I hope that somebody, relying on your rankings, chooses to attend Wake Forest over Harvard, or Pepperdine over Columbia, or Chapman over Yale.

Of course, nobody will do that. But it would be hilarious.

Posted by: reader | Dec 21, 2010 3:13:47 PM

I think Chapman over Yale would be a wise decision for anybody who would rather be an attorney than a professor. I have heard nothing but good things from those attorneys I have met who went to Chapman. They consistently talk about the positive culture that exists there and how law school not only helped them prepare to be attorneys, but that it was a pleasant experience as well.
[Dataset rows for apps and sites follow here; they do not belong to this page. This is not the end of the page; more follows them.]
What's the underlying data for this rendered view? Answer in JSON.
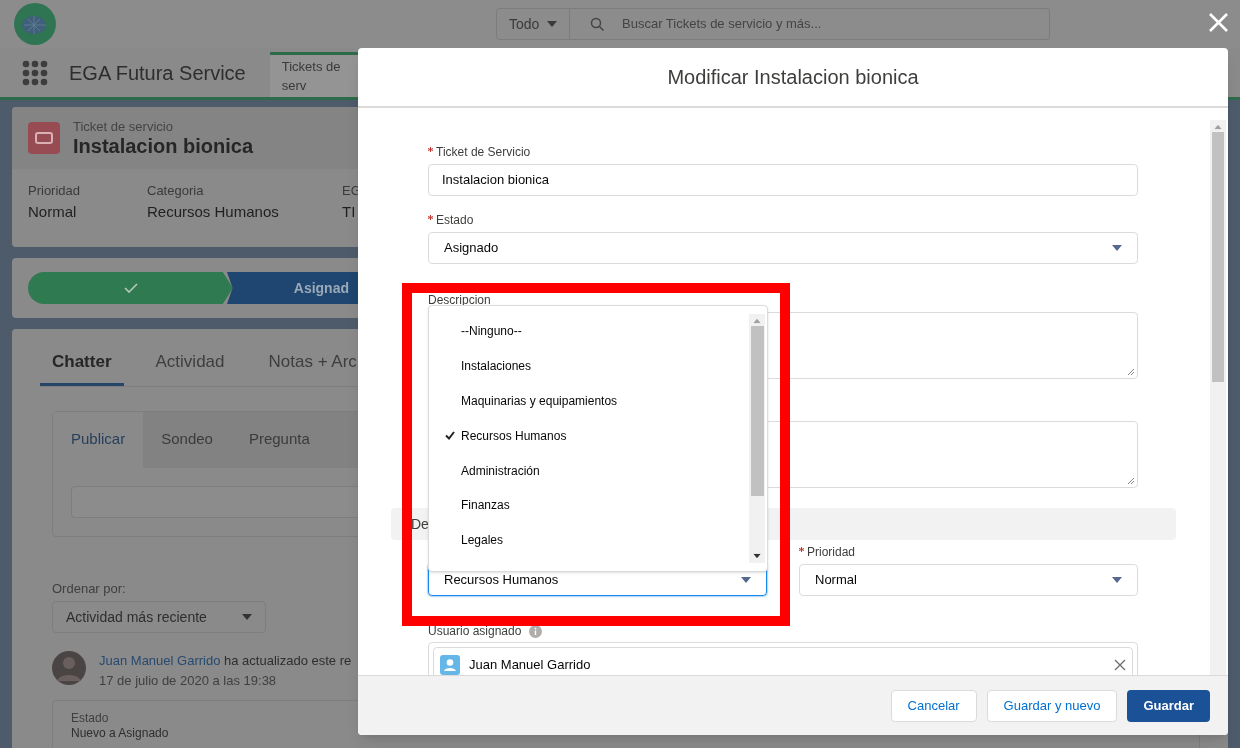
{
  "global_header": {
    "search_scope": "Todo",
    "search_placeholder": "Buscar Tickets de servicio y más..."
  },
  "app_nav": {
    "app_name": "EGA Futura Service",
    "tabs": [
      {
        "label": "Tickets de serv",
        "selected": true
      }
    ]
  },
  "record_header": {
    "object_type": "Ticket de servicio",
    "title": "Instalacion bionica",
    "fields": [
      {
        "label": "Prioridad",
        "value": "Normal"
      },
      {
        "label": "Categoria",
        "value": "Recursos Humanos"
      },
      {
        "label": "EG",
        "value": "TI"
      }
    ]
  },
  "path": {
    "steps": [
      {
        "kind": "complete"
      },
      {
        "kind": "current",
        "label": "Asignad"
      }
    ]
  },
  "record_tabs": [
    {
      "label": "Chatter",
      "selected": true
    },
    {
      "label": "Actividad",
      "selected": false
    },
    {
      "label": "Notas + Arc",
      "selected": false
    }
  ],
  "publisher": {
    "tabs": [
      {
        "label": "Publicar",
        "selected": true
      },
      {
        "label": "Sondeo",
        "selected": false
      },
      {
        "label": "Pregunta",
        "selected": false
      }
    ]
  },
  "feed": {
    "sort_label": "Ordenar por:",
    "sort_value": "Actividad más reciente",
    "items": [
      {
        "author": "Juan Manuel Garrido",
        "action": "ha actualizado este re",
        "date": "17 de julio de 2020 a las 19:38",
        "changes": [
          {
            "field": "Estado",
            "value": "Nuevo a Asignado"
          }
        ]
      }
    ]
  },
  "modal": {
    "title": "Modificar Instalacion bionica",
    "fields": [
      {
        "kind": "text",
        "label": "Ticket de Servicio",
        "required": true,
        "value": "Instalacion bionica"
      },
      {
        "kind": "select",
        "label": "Estado",
        "required": true,
        "value": "Asignado"
      },
      {
        "kind": "textarea",
        "label": "Descripcion"
      },
      {
        "kind": "textarea"
      }
    ],
    "section": {
      "title": "De"
    },
    "columns": [
      {
        "kind": "select",
        "value": "Recursos Humanos",
        "focused": true
      },
      {
        "kind": "select",
        "label": "Prioridad",
        "required": true,
        "value": "Normal",
        "focused": false
      }
    ],
    "lookup": {
      "label": "Usuario asignado",
      "value": "Juan Manuel Garrido"
    },
    "picklist": {
      "options": [
        {
          "label": "--Ninguno--",
          "selected": false
        },
        {
          "label": "Instalaciones",
          "selected": false
        },
        {
          "label": "Maquinarias y equipamientos",
          "selected": false
        },
        {
          "label": "Recursos Humanos",
          "selected": true
        },
        {
          "label": "Administración",
          "selected": false
        },
        {
          "label": "Finanzas",
          "selected": false
        },
        {
          "label": "Legales",
          "selected": false
        }
      ]
    },
    "buttons": [
      {
        "kind": "neutral",
        "label": "Cancelar"
      },
      {
        "kind": "neutral",
        "label": "Guardar y nuevo"
      },
      {
        "kind": "brand",
        "label": "Guardar"
      }
    ]
  }
}
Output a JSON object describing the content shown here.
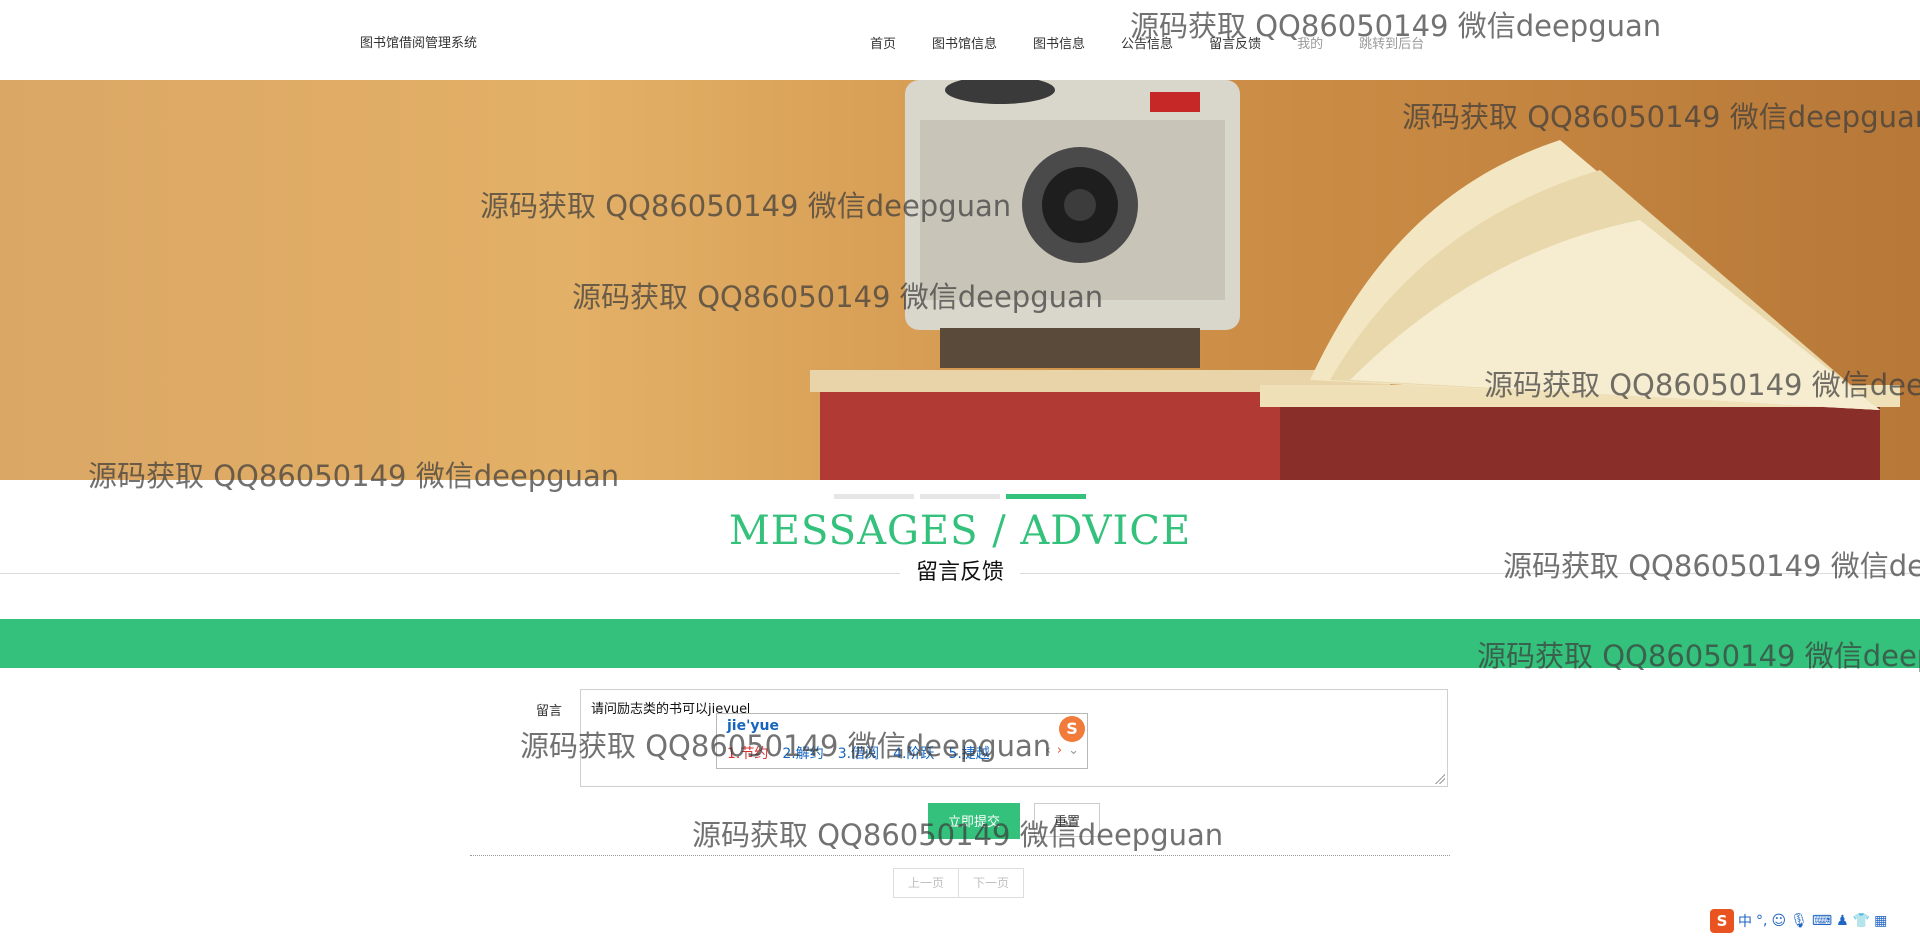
{
  "header": {
    "site_title": "图书馆借阅管理系统",
    "nav": [
      {
        "label": "首页"
      },
      {
        "label": "图书馆信息"
      },
      {
        "label": "图书信息"
      },
      {
        "label": "公告信息"
      },
      {
        "label": "留言反馈"
      },
      {
        "label": "我的"
      },
      {
        "label": "跳转到后台"
      }
    ]
  },
  "section": {
    "title_en": "MESSAGES / ADVICE",
    "title_cn": "留言反馈"
  },
  "form": {
    "message_label": "留言",
    "message_value": "请问励志类的书可以jieyue",
    "submit_label": "立即提交",
    "reset_label": "重置"
  },
  "ime": {
    "pinyin": "jie'yue",
    "candidates": [
      "1.节约",
      "2.解约",
      "3.借阅",
      "4.阶跃",
      "5.捷越"
    ],
    "logo": "S",
    "prev_icon": "chevron-left-icon",
    "next_icon": "chevron-right-icon",
    "expand_icon": "chevron-down-icon"
  },
  "pagination": {
    "prev_label": "上一页",
    "next_label": "下一页"
  },
  "tray": {
    "logo": "S",
    "lang": "中",
    "punct": "°,",
    "icons": [
      "emoji-icon",
      "mic-icon",
      "keyboard-icon",
      "user-icon",
      "shirt-icon",
      "grid-icon"
    ]
  },
  "watermark": {
    "text": "源码获取 QQ86050149 微信deepguan"
  },
  "colors": {
    "accent": "#34c17b",
    "banner": "#dba765",
    "ime_highlight": "#d63030",
    "ime_text": "#1565c0"
  }
}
During my time in New York on the other hand, I think there were 4 suicides at NYU and nearly a dozen from Columbia. This should make you think twice about the kind of experience you will have at a place like that. And didn't someone get murdered at Yale last year and stuffed in a wall? Sometimes, considering the odds, I am just glad I made it out alive.

Posted by: US atty abroad | Dec 22, 2010 6:23:41 AM

No UVA law grad is surprised by this.

Posted by: UVA Alum | Dec 22, 2010 7:07:50 AM

I think they need to factor in the cost/benefits of these schools. Cost are out of control-unless you have deep pockets. I did not see a cost analysis in the study-so frankly this study is...worthless. What value is a law degree and the lost opportunity cost+debt plus a 100/hr week job awaiting the end of the rainbow.

Posted by: Nick Paleveda MBA J.D. LL.M | Dec 22, 2010 8:19:51 AM

I don't necessarily think this is an completely accurate rating in the sense of real-world perception or benefits. But I think it's not bad for identifying schools--such as BU, Pepperdine, Wake Forest, BYU, Fordham, UC-Davis, etc.--that might be undervalued by conventional wisdom. It at least passes the smell test in that sense, as I've always assumed these schools were a bit underappreciated.

And, to be clear, I did not attend any of the schools I've mentioned.

Posted by: Wahoowa | Dec 22, 2010 2:56:16 PM